Chinese pharmaceutical company Sinopharm announced that one million people received experimental "emergency" vaccinations through the country's national emergency program Wednesday. Another US-based biotechnology giant, Moderna, said it also intends to apply for an emergency use authorisation (EUA) with the US Food and Drug Administration (USFDA) in the coming weeks.
According to Reuters, two vaccine candidates were developed by Sinopharm's subsidiary China National Biotech Group (CNBG) and the third vaccine was developed by Sinovac Biotech.
These developments assume significance against the backdrop of Pfizer seeking emergency use authorisation of its COVID-19 vaccine from the U.S. regulators.
"In terms of emergency use, the vaccines were applied to almost a million people and there has not been a single case of a serious adverse event".
"Our vaccines have been given to about one million people and we have not received any information about serious negative reactions", said Sinopharm's Chairman, Liu Jingzhen.
Both low and standard doses of the vaccine triggered responses in both parts of the immune system. The vaccine is now undergoing a three phase clinical trial overseas with 60,000 participants.

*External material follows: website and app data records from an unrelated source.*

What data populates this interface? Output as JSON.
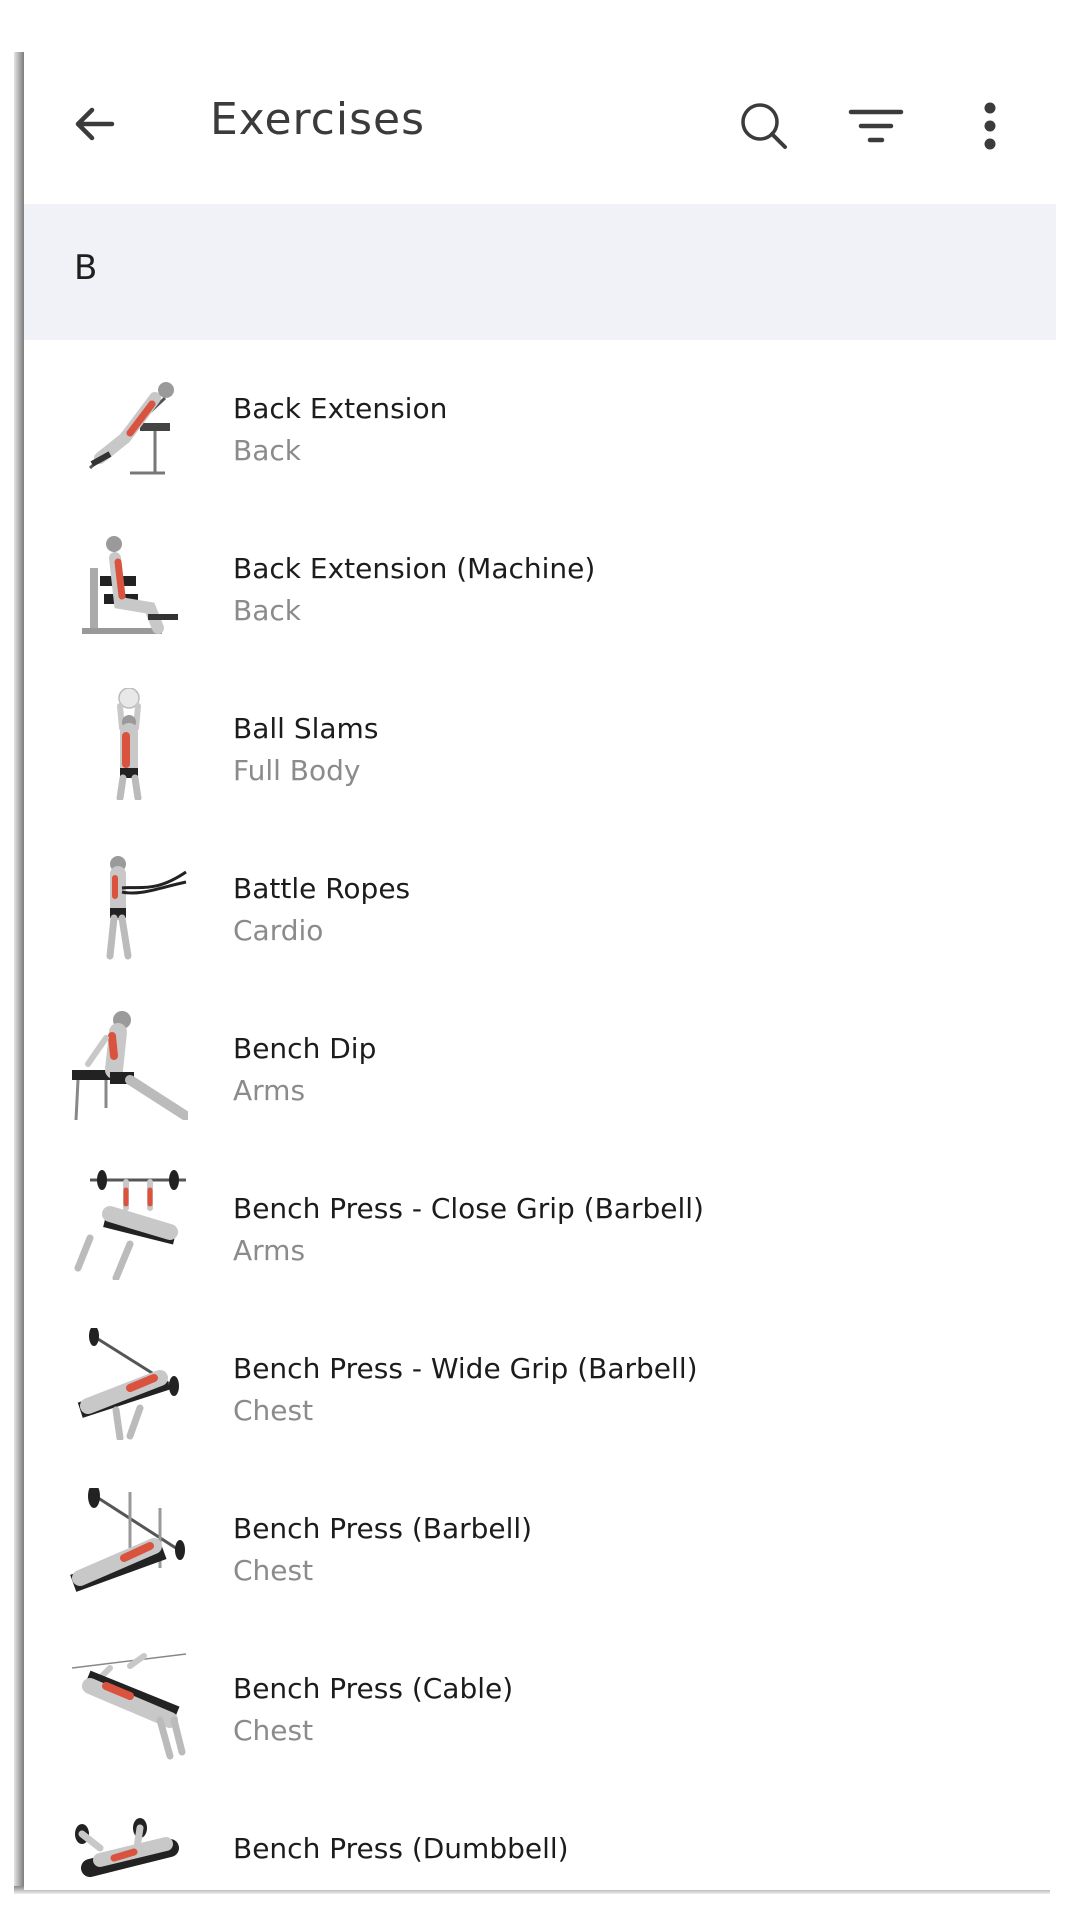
{
  "appbar": {
    "title": "Exercises",
    "back_icon": "arrow-left-icon",
    "search_icon": "search-icon",
    "filter_icon": "filter-icon",
    "more_icon": "more-vert-icon"
  },
  "section": {
    "letter": "B"
  },
  "colors": {
    "section_bg": "#f0f2f7",
    "muscle_highlight": "#d9533f",
    "body_gray": "#bdbdbd"
  },
  "exercises": [
    {
      "name": "Back Extension",
      "category": "Back"
    },
    {
      "name": "Back Extension (Machine)",
      "category": "Back"
    },
    {
      "name": "Ball Slams",
      "category": "Full Body"
    },
    {
      "name": "Battle Ropes",
      "category": "Cardio"
    },
    {
      "name": "Bench Dip",
      "category": "Arms"
    },
    {
      "name": "Bench Press - Close Grip (Barbell)",
      "category": "Arms"
    },
    {
      "name": "Bench Press - Wide Grip (Barbell)",
      "category": "Chest"
    },
    {
      "name": "Bench Press (Barbell)",
      "category": "Chest"
    },
    {
      "name": "Bench Press (Cable)",
      "category": "Chest"
    },
    {
      "name": "Bench Press (Dumbbell)",
      "category": ""
    }
  ]
}
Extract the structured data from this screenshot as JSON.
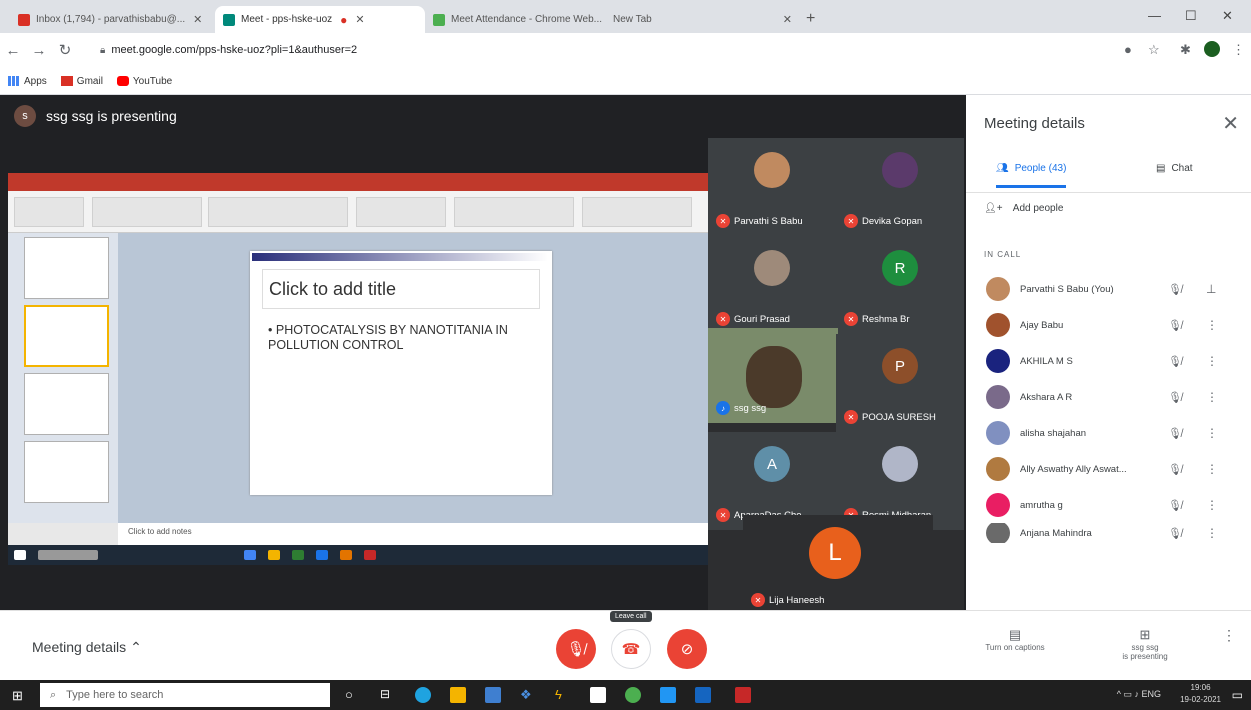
{
  "browser": {
    "tabs": [
      {
        "label": "Inbox (1,794) - parvathisbabu@...",
        "color": "#d93025"
      },
      {
        "label": "Meet - pps-hske-uoz",
        "color": "#00897b",
        "recording": true
      },
      {
        "label": "Meet Attendance - Chrome Web...",
        "color": "#4caf50"
      },
      {
        "label": "New Tab",
        "color": "#9e9e9e"
      }
    ],
    "url": "meet.google.com/pps-hske-uoz?pli=1&authuser=2",
    "bookmarks": [
      "Apps",
      "Gmail",
      "YouTube"
    ]
  },
  "meeting": {
    "presenter_initial": "s",
    "presenter_text": "ssg ssg is presenting",
    "slide": {
      "title_placeholder": "Click to add title",
      "bullet": "PHOTOCATALYSIS BY NANOTITANIA IN POLLUTION CONTROL",
      "notes": "Click to add notes"
    },
    "tiles": [
      {
        "name": "Parvathi S Babu",
        "color": "#c08a60"
      },
      {
        "name": "Devika Gopan",
        "color": "#5b3a6b"
      },
      {
        "name": "Gouri Prasad",
        "color": "#9e8a7a"
      },
      {
        "name": "Reshma Br",
        "initial": "R",
        "color": "#1e8e3e"
      },
      {
        "name": "ssg ssg"
      },
      {
        "name": "POOJA SURESH",
        "initial": "P",
        "color": "#8d4f2a"
      },
      {
        "name": "AparnaDas Che...",
        "initial": "A",
        "color": "#5f8fa8"
      },
      {
        "name": "Resmi Midharan",
        "color": "#b0b6c8"
      }
    ],
    "lija": {
      "name": "Lija Haneesh",
      "initial": "L"
    }
  },
  "panel": {
    "title": "Meeting details",
    "people_tab": "People (43)",
    "chat_tab": "Chat",
    "add_people": "Add people",
    "in_call": "IN CALL",
    "people": [
      {
        "name": "Parvathi S Babu (You)",
        "color": "#c08a60"
      },
      {
        "name": "Ajay Babu",
        "color": "#a0522d"
      },
      {
        "name": "AKHILA M S",
        "color": "#1a237e"
      },
      {
        "name": "Akshara A R",
        "color": "#7a6a8a"
      },
      {
        "name": "alisha shajahan",
        "color": "#8090c0"
      },
      {
        "name": "Ally Aswathy Ally Aswat...",
        "color": "#b07a40"
      },
      {
        "name": "amrutha g",
        "color": "#e91e63"
      },
      {
        "name": "Anjana Mahindra",
        "color": "#6a6a6a"
      }
    ]
  },
  "bottom": {
    "meeting_details": "Meeting details",
    "leave_tip": "Leave call",
    "captions": "Turn on captions",
    "presenting_l1": "ssg ssg",
    "presenting_l2": "is presenting"
  },
  "taskbar": {
    "search": "Type here to search",
    "lang": "ENG",
    "time": "19:06",
    "date": "19-02-2021"
  },
  "colors": {
    "red": "#ea4335",
    "blue": "#1a73e8"
  }
}
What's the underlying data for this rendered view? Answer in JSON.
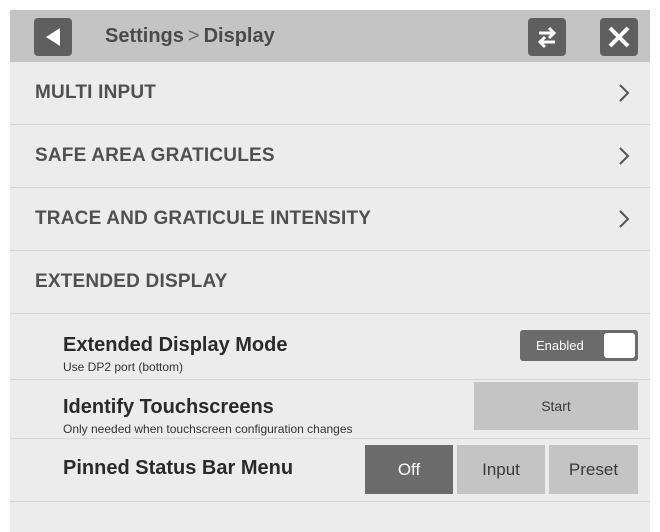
{
  "header": {
    "breadcrumb_parent": "Settings",
    "breadcrumb_separator": ">",
    "breadcrumb_current": "Display"
  },
  "menu": {
    "items": [
      {
        "label": "MULTI INPUT"
      },
      {
        "label": "SAFE AREA GRATICULES"
      },
      {
        "label": "TRACE AND GRATICULE INTENSITY"
      }
    ],
    "section_label": "EXTENDED DISPLAY"
  },
  "extended_display_mode": {
    "title": "Extended Display Mode",
    "description": "Use DP2 port (bottom)",
    "toggle_label": "Enabled",
    "enabled": true
  },
  "identify_touchscreens": {
    "title": "Identify Touchscreens",
    "description": "Only needed when touchscreen configuration changes",
    "button_label": "Start"
  },
  "pinned_status_bar": {
    "title": "Pinned Status Bar Menu",
    "options": [
      "Off",
      "Input",
      "Preset"
    ],
    "selected": "Off"
  },
  "colors": {
    "header_bg": "#c4c4c4",
    "panel_bg": "#ececec",
    "active_control": "#6b6b6b",
    "inactive_control": "#c4c4c4"
  }
}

Sinopharm is testing two vaccines in late-stage trials in countries including the UAE, Bahrain, Egypt, Jordan, Peru, and Argentina.
"Until now, all our progress, from research to clinical trials to production and emergency use, we have been leading the world", Jingzhen continued.
Competition has intensified among pharmaceutical companies racing to develop a Covid-19 shot, with two vaccines - one by USA company Pfizer and its German partner BioNTech, and another by USA firm Moderna - publishing large-scale trial data this month that showed their jabs were around 95 percent effective against Covid-19.
The Serum Institute of India is conducting the phase-three trial of the Oxford-AstraZeneca COVID-19 vaccine, while Bharat Biotech and ICMR has already started the phase-three trail of the indigenously developed COVAXIN jab.
Both Pfizer and Moderna's vaccines use messenger RNA (mRNA), boosting the body's immune response against the virus.
While doses of the vaccine candidates are forecast to be made before the end of 2020 the firms each said global rollouts are likely to take place next year.
Sinopharm didn't respond to Newsweek's request for comment in time for publication.